You look at the snippets about ‘mumpreneurs’, and I have to say I’m envious. I’m not crafty or professionally qualified, so I’ve no idea what I would have done, but the prospect of working around childcare is a very inviting one. When I started work after having my son, I made about £10 a month after paying for nursery – and he was only there three days a week. I was so frustrated with looking after a baby all day with no adult conversation, that I leapt into work without thinking it through. My next job, which was considerably nicer, made me much happier – but then I moved. I moved from the Isle of Man to Derby, following my other half (I really wish there was a better way to refer to him, but ‘boyfriend’ sounds like we’ve just got together and ‘partner’ sounds like a business agreement). The resulting job change was again the first job I could get after three months of solid childcare. While it was interesting at points, I found it highly frustrating most of the time. When that job changed when the company split into two, I found my role much the same. And I’m still waiting for something to really get my teeth into.

Which brings me back to writing. I want to write when I’m best at it. I know I’m a grown-up, at least in part, but the prospect of writing rather than relaxing after a day of battling idiots and mind-numbing meetings is just beyond me. I get my very best work done during working hours, as you’d expect, and writing is therefore off the menu except at weekends. The issue with this is that the weekend is the only real time I get to spend with my son. I’m lucky in that my mother heroically takes him for the summer holidays – I get a weekly phone call and lots of photos – but the impetus to use my weekends to write isn’t there, especially when we want to do child-free things.
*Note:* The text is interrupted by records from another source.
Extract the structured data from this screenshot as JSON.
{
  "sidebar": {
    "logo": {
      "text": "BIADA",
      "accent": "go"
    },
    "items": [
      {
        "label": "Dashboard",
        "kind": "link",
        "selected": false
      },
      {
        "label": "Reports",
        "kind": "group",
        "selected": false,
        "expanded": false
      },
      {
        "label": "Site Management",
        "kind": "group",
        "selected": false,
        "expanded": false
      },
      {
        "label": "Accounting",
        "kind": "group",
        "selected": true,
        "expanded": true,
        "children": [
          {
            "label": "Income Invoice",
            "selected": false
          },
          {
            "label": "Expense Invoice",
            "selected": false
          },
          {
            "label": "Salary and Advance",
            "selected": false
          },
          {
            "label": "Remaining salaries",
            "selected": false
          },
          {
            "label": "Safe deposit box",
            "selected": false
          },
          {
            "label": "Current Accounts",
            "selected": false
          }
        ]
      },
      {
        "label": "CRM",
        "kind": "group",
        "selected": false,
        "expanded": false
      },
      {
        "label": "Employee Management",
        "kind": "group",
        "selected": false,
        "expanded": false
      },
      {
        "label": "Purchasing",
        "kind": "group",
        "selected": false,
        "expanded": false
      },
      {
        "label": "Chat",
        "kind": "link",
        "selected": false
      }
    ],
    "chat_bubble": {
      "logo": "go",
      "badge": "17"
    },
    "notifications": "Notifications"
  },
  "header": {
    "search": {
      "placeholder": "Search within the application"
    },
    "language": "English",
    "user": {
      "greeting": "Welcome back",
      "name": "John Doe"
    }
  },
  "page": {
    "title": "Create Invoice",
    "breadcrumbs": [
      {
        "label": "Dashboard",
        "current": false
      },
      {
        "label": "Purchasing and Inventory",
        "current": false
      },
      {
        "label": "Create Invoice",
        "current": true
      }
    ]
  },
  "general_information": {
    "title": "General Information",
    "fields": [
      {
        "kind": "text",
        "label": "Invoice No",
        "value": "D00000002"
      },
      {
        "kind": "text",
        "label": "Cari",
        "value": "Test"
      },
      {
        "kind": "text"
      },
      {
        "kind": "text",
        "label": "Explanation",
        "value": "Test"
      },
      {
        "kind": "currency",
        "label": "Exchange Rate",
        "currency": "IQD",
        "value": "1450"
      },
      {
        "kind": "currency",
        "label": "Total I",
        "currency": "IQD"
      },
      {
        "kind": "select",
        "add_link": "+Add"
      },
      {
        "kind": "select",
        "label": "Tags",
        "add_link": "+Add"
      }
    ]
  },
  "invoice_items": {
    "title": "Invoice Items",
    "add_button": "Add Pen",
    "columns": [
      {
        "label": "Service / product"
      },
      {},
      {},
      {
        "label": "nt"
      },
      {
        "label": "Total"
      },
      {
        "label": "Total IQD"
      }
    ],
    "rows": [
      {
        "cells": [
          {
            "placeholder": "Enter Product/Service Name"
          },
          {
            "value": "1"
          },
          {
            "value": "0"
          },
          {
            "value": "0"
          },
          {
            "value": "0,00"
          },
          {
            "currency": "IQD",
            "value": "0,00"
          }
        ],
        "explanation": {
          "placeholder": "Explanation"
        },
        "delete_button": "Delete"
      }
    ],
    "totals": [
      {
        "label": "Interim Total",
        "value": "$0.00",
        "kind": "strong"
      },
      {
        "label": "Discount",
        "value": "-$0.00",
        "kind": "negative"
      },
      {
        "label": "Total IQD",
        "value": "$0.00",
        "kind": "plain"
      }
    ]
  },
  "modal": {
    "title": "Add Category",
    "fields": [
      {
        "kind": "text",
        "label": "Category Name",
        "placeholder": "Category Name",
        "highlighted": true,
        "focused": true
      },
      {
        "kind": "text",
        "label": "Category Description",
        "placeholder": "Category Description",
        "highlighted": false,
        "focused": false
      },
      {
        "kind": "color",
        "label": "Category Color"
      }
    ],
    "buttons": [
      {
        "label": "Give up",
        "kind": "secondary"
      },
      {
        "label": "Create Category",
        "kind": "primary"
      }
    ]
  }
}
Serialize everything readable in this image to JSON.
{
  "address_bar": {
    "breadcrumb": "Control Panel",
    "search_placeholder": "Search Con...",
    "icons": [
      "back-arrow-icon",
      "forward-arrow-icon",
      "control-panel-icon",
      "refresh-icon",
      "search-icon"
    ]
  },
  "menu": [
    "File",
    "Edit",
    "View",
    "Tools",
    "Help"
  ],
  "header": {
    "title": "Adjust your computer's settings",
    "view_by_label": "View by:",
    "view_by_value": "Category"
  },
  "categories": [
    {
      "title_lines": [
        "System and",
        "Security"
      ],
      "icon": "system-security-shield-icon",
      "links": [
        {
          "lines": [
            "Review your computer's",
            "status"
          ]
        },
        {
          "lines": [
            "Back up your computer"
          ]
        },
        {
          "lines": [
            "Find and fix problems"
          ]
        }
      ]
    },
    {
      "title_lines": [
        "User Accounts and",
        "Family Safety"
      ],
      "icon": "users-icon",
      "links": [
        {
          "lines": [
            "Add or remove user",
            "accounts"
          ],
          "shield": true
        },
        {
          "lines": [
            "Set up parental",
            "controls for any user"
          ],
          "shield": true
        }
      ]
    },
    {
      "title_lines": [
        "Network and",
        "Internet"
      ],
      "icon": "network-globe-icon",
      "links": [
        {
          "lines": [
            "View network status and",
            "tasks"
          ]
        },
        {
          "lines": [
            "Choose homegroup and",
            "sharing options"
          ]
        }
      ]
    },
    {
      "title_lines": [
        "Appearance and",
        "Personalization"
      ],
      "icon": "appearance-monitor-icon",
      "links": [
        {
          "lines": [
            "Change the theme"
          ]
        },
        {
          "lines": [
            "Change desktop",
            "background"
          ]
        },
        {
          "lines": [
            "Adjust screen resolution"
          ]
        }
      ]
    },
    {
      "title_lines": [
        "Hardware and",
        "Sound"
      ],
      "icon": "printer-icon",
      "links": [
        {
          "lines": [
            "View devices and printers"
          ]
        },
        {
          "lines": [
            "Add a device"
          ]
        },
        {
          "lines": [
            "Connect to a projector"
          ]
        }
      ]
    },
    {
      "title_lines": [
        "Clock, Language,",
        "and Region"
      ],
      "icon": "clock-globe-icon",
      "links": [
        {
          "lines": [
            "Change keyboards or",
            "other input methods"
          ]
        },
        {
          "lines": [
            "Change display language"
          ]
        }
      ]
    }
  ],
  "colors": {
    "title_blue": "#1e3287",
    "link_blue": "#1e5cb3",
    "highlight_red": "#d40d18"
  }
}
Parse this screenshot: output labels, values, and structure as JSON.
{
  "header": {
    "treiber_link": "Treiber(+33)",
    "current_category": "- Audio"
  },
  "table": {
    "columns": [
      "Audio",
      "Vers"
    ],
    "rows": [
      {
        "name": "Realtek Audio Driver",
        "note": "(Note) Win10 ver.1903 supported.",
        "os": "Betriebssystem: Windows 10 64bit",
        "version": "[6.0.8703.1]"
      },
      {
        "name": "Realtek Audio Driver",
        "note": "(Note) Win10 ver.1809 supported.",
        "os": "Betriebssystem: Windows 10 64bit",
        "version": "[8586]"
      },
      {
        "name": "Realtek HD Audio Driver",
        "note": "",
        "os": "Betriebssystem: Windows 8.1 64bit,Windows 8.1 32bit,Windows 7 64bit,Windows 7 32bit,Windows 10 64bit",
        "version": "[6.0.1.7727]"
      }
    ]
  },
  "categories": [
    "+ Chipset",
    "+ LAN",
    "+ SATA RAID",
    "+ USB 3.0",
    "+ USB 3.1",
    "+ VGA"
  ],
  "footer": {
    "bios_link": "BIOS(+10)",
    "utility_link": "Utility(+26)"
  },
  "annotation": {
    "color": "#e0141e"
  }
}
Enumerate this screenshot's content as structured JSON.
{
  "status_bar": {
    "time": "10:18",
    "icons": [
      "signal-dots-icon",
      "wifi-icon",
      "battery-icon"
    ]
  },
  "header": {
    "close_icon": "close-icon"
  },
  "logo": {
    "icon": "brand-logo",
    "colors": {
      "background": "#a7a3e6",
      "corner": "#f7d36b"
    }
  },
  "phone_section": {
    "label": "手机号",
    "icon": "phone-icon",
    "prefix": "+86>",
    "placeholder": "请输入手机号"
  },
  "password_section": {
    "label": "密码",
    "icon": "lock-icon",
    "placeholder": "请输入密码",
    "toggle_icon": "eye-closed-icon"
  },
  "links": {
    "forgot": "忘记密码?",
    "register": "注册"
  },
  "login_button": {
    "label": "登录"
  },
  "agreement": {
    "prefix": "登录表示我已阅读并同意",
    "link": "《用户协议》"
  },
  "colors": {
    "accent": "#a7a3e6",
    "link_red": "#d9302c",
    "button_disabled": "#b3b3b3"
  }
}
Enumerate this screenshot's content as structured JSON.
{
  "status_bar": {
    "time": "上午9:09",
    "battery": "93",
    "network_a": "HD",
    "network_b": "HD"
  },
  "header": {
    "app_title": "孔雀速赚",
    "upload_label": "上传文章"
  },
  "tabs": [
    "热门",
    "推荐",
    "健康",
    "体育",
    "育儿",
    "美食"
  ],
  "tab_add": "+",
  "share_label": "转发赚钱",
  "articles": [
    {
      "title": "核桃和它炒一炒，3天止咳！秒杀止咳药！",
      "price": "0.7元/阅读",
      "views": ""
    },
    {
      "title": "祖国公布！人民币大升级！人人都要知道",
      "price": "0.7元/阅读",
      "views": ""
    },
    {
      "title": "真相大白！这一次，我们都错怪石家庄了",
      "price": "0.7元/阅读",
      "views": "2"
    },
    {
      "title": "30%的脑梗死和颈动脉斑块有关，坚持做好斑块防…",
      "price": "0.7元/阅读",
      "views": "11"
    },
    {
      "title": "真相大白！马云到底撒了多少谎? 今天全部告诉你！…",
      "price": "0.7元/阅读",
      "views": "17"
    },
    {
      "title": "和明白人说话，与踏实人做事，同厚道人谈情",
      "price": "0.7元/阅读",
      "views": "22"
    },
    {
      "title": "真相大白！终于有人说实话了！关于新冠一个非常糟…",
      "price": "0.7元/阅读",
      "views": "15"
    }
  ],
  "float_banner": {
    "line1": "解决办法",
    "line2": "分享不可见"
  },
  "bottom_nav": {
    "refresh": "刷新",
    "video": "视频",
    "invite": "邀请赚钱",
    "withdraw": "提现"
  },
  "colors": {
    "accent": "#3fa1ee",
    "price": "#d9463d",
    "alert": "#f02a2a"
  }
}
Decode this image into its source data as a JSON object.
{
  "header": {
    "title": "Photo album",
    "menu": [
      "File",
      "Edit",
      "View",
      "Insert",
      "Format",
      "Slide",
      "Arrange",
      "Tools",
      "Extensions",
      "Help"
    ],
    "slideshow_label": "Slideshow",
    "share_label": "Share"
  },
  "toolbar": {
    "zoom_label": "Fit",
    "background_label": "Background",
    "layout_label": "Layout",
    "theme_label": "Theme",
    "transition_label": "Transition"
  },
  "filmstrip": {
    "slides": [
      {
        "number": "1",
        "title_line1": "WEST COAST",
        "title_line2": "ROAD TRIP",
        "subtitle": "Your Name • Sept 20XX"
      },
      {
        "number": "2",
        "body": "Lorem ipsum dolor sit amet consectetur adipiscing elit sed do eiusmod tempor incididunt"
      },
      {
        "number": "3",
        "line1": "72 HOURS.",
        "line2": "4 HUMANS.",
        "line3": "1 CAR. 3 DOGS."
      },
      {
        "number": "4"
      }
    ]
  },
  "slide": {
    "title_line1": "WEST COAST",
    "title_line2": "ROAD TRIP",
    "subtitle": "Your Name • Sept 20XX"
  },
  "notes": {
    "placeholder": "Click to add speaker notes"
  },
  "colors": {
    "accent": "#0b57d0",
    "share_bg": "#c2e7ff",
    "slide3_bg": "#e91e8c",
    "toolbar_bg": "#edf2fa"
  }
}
So what can I do? Short of making a drastic change like going part-time (if only I’d be allowed to do it) or changing jobs altogether, I’m stuck for now. I will continue to write in the bursts of time between work and home life, using my lunch breaks and the odd day off. Fingers crossed I can make enough progress in that time to justify the effort. My big goal is to earn a living from writing, enough to give up the stress of an office and do what I’m good at. For that, I will need to practise my writing (the million-word rule proving more than a little intimidating for someone who favours brevity over description) and suffer the indignities of being a regular human being trying to get by.

Working On It

I’ve wanted to be a writer ever since I realised that being a popstar was an unlikely career path. I’ve always lived in my head, spending large amounts of time in worlds of my own making. Should be a natural progression, right? Yes and no.

To start, I have yet to truly learn the craft. I know it’s going to take time, and I’m going to be dissatisfied with what I get out of my efforts even when I’ve mastered the art of writing (aim high).

The good part of this is that I *am* actively working on it, even if that means slow progress for now since I’m employed full-time. I work towards the day when I can earn a living from writing – that’s the endgame. I don’t have a preconceived idea of what that’s going to look like, I only know that the point at which I can give my notice and cease to work for someone else will be the point at which I achieve success.

In the meantime, I have to pretend that I want a career in an office. I suppose it’s good practise for when I write characters engaging in deception.

Drat, I now need to go off and write a bunch of stuff about one my characters. Ciao!